*** Data Section Begins ***

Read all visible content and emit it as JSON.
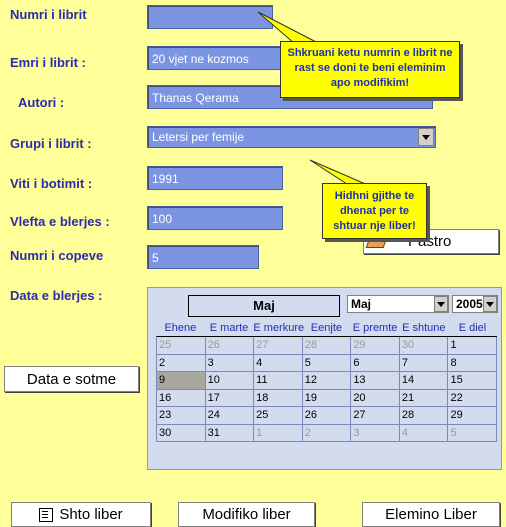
{
  "form": {
    "book_number_label": "Numri i  librit",
    "book_number_value": "",
    "book_name_label": "Emri i librit :",
    "book_name_value": "20 vjet ne kozmos",
    "author_label": "Autori :",
    "author_value": "Thanas Qerama",
    "group_label": "Grupi i librit :",
    "group_value": "Letersi per femije",
    "year_label": "Viti i botimit :",
    "year_value": "1991",
    "price_label": "Vlefta e blerjes :",
    "price_value": "100",
    "copies_label": "Numri i copeve",
    "copies_value": "5",
    "purchase_date_label": "Data e blerjes :"
  },
  "tooltips": {
    "top": "Shkruani ketu numrin e librit ne rast se doni te beni eleminim apo modifikim!",
    "bottom": "Hidhni gjithe te dhenat per te shtuar nje liber!"
  },
  "buttons": {
    "clear": "Pastro",
    "today": "Data e sotme",
    "add": "Shto liber",
    "modify": "Modifiko liber",
    "delete": "Elemino  Liber"
  },
  "calendar": {
    "title": "Maj",
    "month_select": "Maj",
    "year_select": "2005",
    "weekdays": [
      "Ehene",
      "E marte",
      "E merkure",
      "Eenjte",
      "E premte",
      "E shtune",
      "E diel"
    ],
    "weeks": [
      [
        {
          "d": "25",
          "o": true
        },
        {
          "d": "26",
          "o": true
        },
        {
          "d": "27",
          "o": true
        },
        {
          "d": "28",
          "o": true
        },
        {
          "d": "29",
          "o": true
        },
        {
          "d": "30",
          "o": true
        },
        {
          "d": "1",
          "o": false
        }
      ],
      [
        {
          "d": "2",
          "o": false
        },
        {
          "d": "3",
          "o": false
        },
        {
          "d": "4",
          "o": false
        },
        {
          "d": "5",
          "o": false
        },
        {
          "d": "6",
          "o": false
        },
        {
          "d": "7",
          "o": false
        },
        {
          "d": "8",
          "o": false
        }
      ],
      [
        {
          "d": "9",
          "o": false,
          "s": true
        },
        {
          "d": "10",
          "o": false
        },
        {
          "d": "11",
          "o": false
        },
        {
          "d": "12",
          "o": false
        },
        {
          "d": "13",
          "o": false
        },
        {
          "d": "14",
          "o": false
        },
        {
          "d": "15",
          "o": false
        }
      ],
      [
        {
          "d": "16",
          "o": false
        },
        {
          "d": "17",
          "o": false
        },
        {
          "d": "18",
          "o": false
        },
        {
          "d": "19",
          "o": false
        },
        {
          "d": "20",
          "o": false
        },
        {
          "d": "21",
          "o": false
        },
        {
          "d": "22",
          "o": false
        }
      ],
      [
        {
          "d": "23",
          "o": false
        },
        {
          "d": "24",
          "o": false
        },
        {
          "d": "25",
          "o": false
        },
        {
          "d": "26",
          "o": false
        },
        {
          "d": "27",
          "o": false
        },
        {
          "d": "28",
          "o": false
        },
        {
          "d": "29",
          "o": false
        }
      ],
      [
        {
          "d": "30",
          "o": false
        },
        {
          "d": "31",
          "o": false
        },
        {
          "d": "1",
          "o": true
        },
        {
          "d": "2",
          "o": true
        },
        {
          "d": "3",
          "o": true
        },
        {
          "d": "4",
          "o": true
        },
        {
          "d": "5",
          "o": true
        }
      ]
    ]
  },
  "colors": {
    "background": "#FFFF99",
    "field": "#7B95E3",
    "label": "#2B2BB0",
    "tooltip": "#FFFF00",
    "calendar": "#D3DCEF"
  }
}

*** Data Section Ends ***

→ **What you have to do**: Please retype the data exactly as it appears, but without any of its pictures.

→ **Written solution**:
Read all visible content and emit it as JSON.
{
  "form": {
    "book_number_label": "Numri i  librit",
    "book_number_value": "",
    "book_name_label": "Emri i librit :",
    "book_name_value": "20 vjet ne kozmos",
    "author_label": "Autori :",
    "author_value": "Thanas Qerama",
    "group_label": "Grupi i librit :",
    "group_value": "Letersi per femije",
    "year_label": "Viti i botimit :",
    "year_value": "1991",
    "price_label": "Vlefta e blerjes :",
    "price_value": "100",
    "copies_label": "Numri i copeve",
    "copies_value": "5",
    "purchase_date_label": "Data e blerjes :"
  },
  "tooltips": {
    "top": "Shkruani ketu numrin e librit ne rast se doni te beni eleminim apo modifikim!",
    "bottom": "Hidhni gjithe te dhenat per te shtuar nje liber!"
  },
  "buttons": {
    "clear": "Pastro",
    "today": "Data e sotme",
    "add": "Shto liber",
    "modify": "Modifiko liber",
    "delete": "Elemino  Liber"
  },
  "calendar": {
    "title": "Maj",
    "month_select": "Maj",
    "year_select": "2005",
    "weekdays": [
      "Ehene",
      "E marte",
      "E merkure",
      "Eenjte",
      "E premte",
      "E shtune",
      "E diel"
    ],
    "weeks": [
      [
        {
          "d": "25",
          "o": true
        },
        {
          "d": "26",
          "o": true
        },
        {
          "d": "27",
          "o": true
        },
        {
          "d": "28",
          "o": true
        },
        {
          "d": "29",
          "o": true
        },
        {
          "d": "30",
          "o": true
        },
        {
          "d": "1",
          "o": false
        }
      ],
      [
        {
          "d": "2",
          "o": false
        },
        {
          "d": "3",
          "o": false
        },
        {
          "d": "4",
          "o": false
        },
        {
          "d": "5",
          "o": false
        },
        {
          "d": "6",
          "o": false
        },
        {
          "d": "7",
          "o": false
        },
        {
          "d": "8",
          "o": false
        }
      ],
      [
        {
          "d": "9",
          "o": false,
          "s": true
        },
        {
          "d": "10",
          "o": false
        },
        {
          "d": "11",
          "o": false
        },
        {
          "d": "12",
          "o": false
        },
        {
          "d": "13",
          "o": false
        },
        {
          "d": "14",
          "o": false
        },
        {
          "d": "15",
          "o": false
        }
      ],
      [
        {
          "d": "16",
          "o": false
        },
        {
          "d": "17",
          "o": false
        },
        {
          "d": "18",
          "o": false
        },
        {
          "d": "19",
          "o": false
        },
        {
          "d": "20",
          "o": false
        },
        {
          "d": "21",
          "o": false
        },
        {
          "d": "22",
          "o": false
        }
      ],
      [
        {
          "d": "23",
          "o": false
        },
        {
          "d": "24",
          "o": false
        },
        {
          "d": "25",
          "o": false
        },
        {
          "d": "26",
          "o": false
        },
        {
          "d": "27",
          "o": false
        },
        {
          "d": "28",
          "o": false
        },
        {
          "d": "29",
          "o": false
        }
      ],
      [
        {
          "d": "30",
          "o": false
        },
        {
          "d": "31",
          "o": false
        },
        {
          "d": "1",
          "o": true
        },
        {
          "d": "2",
          "o": true
        },
        {
          "d": "3",
          "o": true
        },
        {
          "d": "4",
          "o": true
        },
        {
          "d": "5",
          "o": true
        }
      ]
    ]
  },
  "colors": {
    "background": "#FFFF99",
    "field": "#7B95E3",
    "label": "#2B2BB0",
    "tooltip": "#FFFF00",
    "calendar": "#D3DCEF"
  }
}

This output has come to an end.